For the second edition running, I’m pleased to report on a pub that was turned into a restaurant and has now reverted to being a pub. The Watermans Arms, an ex-Watney pub next to the Bulls Head in Barnes, closed in the 1980s and became a succession of chain restaurants. It has now been reopened as a proper pub.
There is also a Watermans Arms in Water Lane, Richmond. It is one of the oldest pubs in the area, dating back to at least 1660 and rebuilt in 1898. It closed in March and has reportedly been sold by the Ram Pub Company (Young’s). It is no longer listed on their website.
Here we go again. The Winchester Tavern in Highgate has already had its upper floors, once the hotel rooms, converted into flats. Now an application has been submitted to similarly convert the function room behind the pub. The pub has been an Asset of Community Value since 2015 but was closed in 2016. According to the local paper, the Ham and High, Haringey council has indicated that the application could be accepted so long as the pub remained viable. The developer’s agents have suggested that the pub could be moved to the basement. The local residents’ group have rejected this on a number of grounds, not least access, and are campaigning against the proposal. They have support from local councillors. The pub was incidentally originally the Winchester Hall Hotel, which can be seen on its exterior ironwork.
I mentioned the Worcester Park in the last edition. Clive Taylor has sent me this rather sad photo; note the ironic sign.

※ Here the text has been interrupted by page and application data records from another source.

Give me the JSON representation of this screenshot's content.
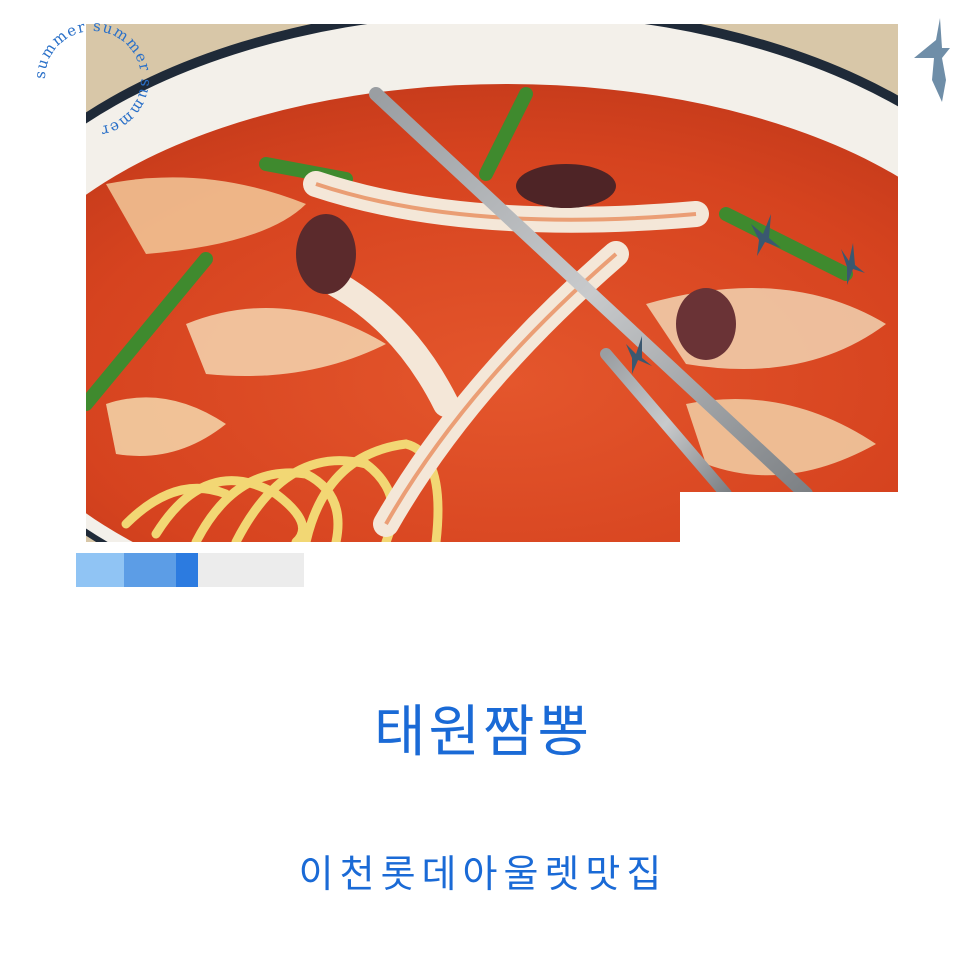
{
  "title": "태원짬뽕",
  "subtitle": "이천롯데아울렛맛집",
  "stamp_text": "summer summer summer",
  "photo": {
    "icon": "jjamppong-photo"
  },
  "colors": {
    "accent": "#1a6ad6",
    "stripe_light": "#90c4f4",
    "stripe_mid": "#5c9de6",
    "stripe_dark": "#2c7be0",
    "stripe_gray": "#ececec"
  }
}
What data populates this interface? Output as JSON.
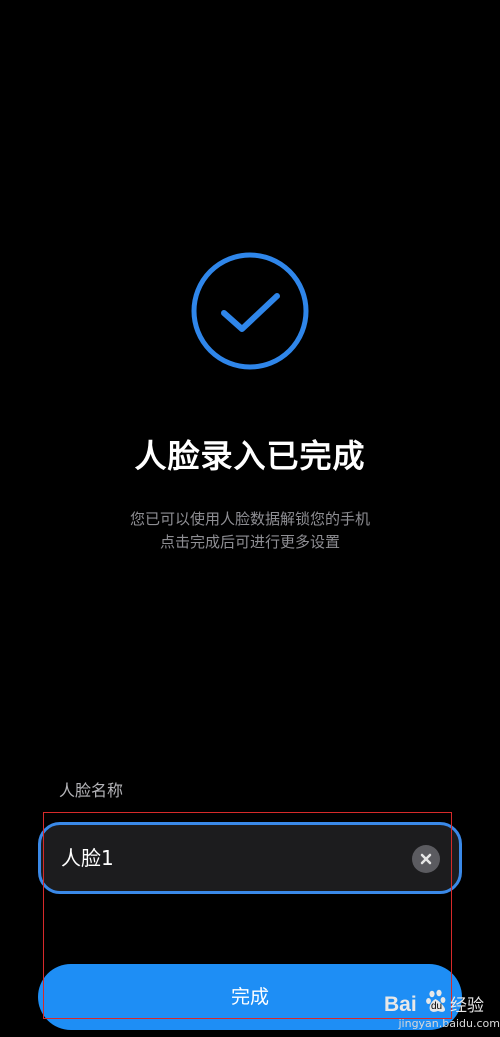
{
  "success": {
    "icon": "check-circle-icon",
    "accent_color": "#2f86ea",
    "title": "人脸录入已完成",
    "description_lines": [
      "您已可以使用人脸数据解锁您的手机",
      "点击完成后可进行更多设置"
    ]
  },
  "form": {
    "name_label": "人脸名称",
    "name_value": "人脸1",
    "clear_icon": "clear-icon"
  },
  "actions": {
    "done_label": "完成",
    "done_color": "#1e8ef5"
  },
  "watermark": {
    "logo_text": "Bai du 经验",
    "url": "jingyan.baidu.com"
  }
}
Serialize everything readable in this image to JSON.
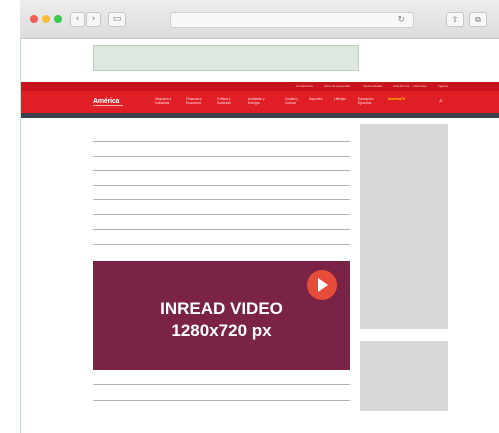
{
  "browser": {
    "traffic_lights": [
      "#f25f58",
      "#f8be3b",
      "#39c84a"
    ],
    "back": "‹",
    "forward": "›",
    "sidebar": "▭",
    "reload": "↻",
    "share": "⇧",
    "tabs": "⧉"
  },
  "site": {
    "brand_color": "#e01e25",
    "logo": "América",
    "top_links": [
      "Contáctanos",
      "Aviso de privacidad",
      "Oportunidades",
      "Lista Norma ... Oferentes",
      "Ingresa"
    ],
    "nav": [
      {
        "label": "Negocios e\nIndustrias",
        "highlight": false
      },
      {
        "label": "Finanzas y\nEconomía",
        "highlight": false
      },
      {
        "label": "Política y\nSociedad",
        "highlight": false
      },
      {
        "label": "Ambiente y\nEnergía",
        "highlight": false
      },
      {
        "label": "Ciudad y\nCultura",
        "highlight": false
      },
      {
        "label": "Deportes",
        "highlight": false
      },
      {
        "label": "Lifestyle",
        "highlight": false
      },
      {
        "label": "Educación\nEjecutiva",
        "highlight": false
      },
      {
        "label": "AméricaTV",
        "highlight": true
      }
    ],
    "search_icon": "⌕"
  },
  "video_ad": {
    "title": "INREAD VIDEO",
    "size": "1280x720 px",
    "background": "#7a2346",
    "play_color": "#e64c3a"
  }
}
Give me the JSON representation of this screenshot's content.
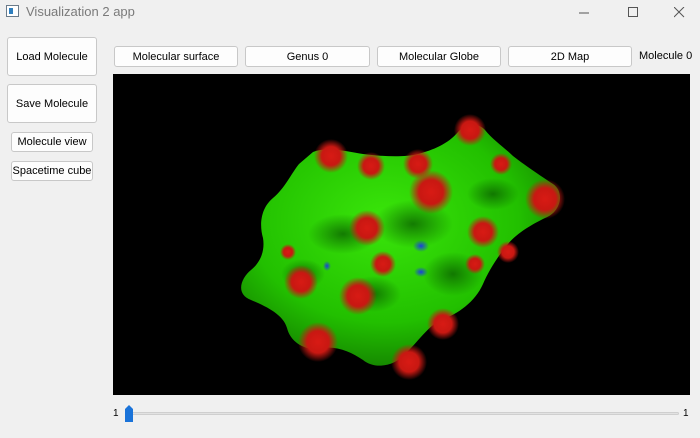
{
  "window": {
    "title": "Visualization 2 app"
  },
  "sidebar": {
    "load_label": "Load Molecule",
    "save_label": "Save Molecule",
    "molecule_view_label": "Molecule view",
    "spacetime_label": "Spacetime cube"
  },
  "toolbar": {
    "surface_label": "Molecular surface",
    "genus_label": "Genus 0",
    "globe_label": "Molecular Globe",
    "map_label": "2D Map",
    "molecule_indicator": "Molecule 0"
  },
  "viewport": {
    "background": "#000000",
    "surface_colors": {
      "base": "#2bd400",
      "hydrophobic_high": "#d81a14",
      "hydrophilic": "#1a3ee0"
    }
  },
  "slider": {
    "min_label": "1",
    "max_label": "1",
    "value": 1,
    "accent": "#1a73d9"
  }
}
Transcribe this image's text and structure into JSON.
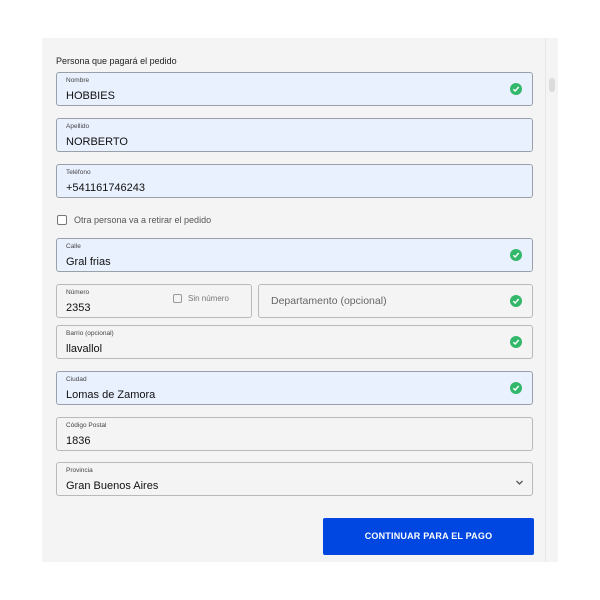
{
  "form": {
    "section_title": "Persona que pagará el pedido",
    "nombre": {
      "label": "Nombre",
      "value": "HOBBIES"
    },
    "apellido": {
      "label": "Apellido",
      "value": "NORBERTO"
    },
    "telefono": {
      "label": "Teléfono",
      "value": "+541161746243"
    },
    "otra_persona_label": "Otra persona va a retirar el pedido",
    "calle": {
      "label": "Calle",
      "value": "Gral frias"
    },
    "numero": {
      "label": "Número",
      "value": "2353"
    },
    "sin_numero_label": "Sin número",
    "departamento": {
      "placeholder": "Departamento (opcional)"
    },
    "barrio": {
      "label": "Barrio (opcional)",
      "value": "llavallol"
    },
    "ciudad": {
      "label": "Ciudad",
      "value": "Lomas de Zamora"
    },
    "codigo_postal": {
      "label": "Código Postal",
      "value": "1836"
    },
    "provincia": {
      "label": "Provincia",
      "value": "Gran Buenos Aires"
    },
    "submit_label": "CONTINUAR PARA EL PAGO"
  },
  "colors": {
    "accent": "#0046e0",
    "valid": "#33b86b",
    "filled_bg": "#e9f0fe",
    "panel_bg": "#f4f4f4"
  },
  "icons": {
    "valid": "check-circle-icon",
    "select": "chevron-down-icon"
  }
}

Clive also mentioned that the first pub on this site was built in 1794 and was rebuilt in 1865 and 1936. In 2002 the Spirit Group spent £1 million on a refurbishment but ten years later the pub was closed.
Compiled by Tony Hedger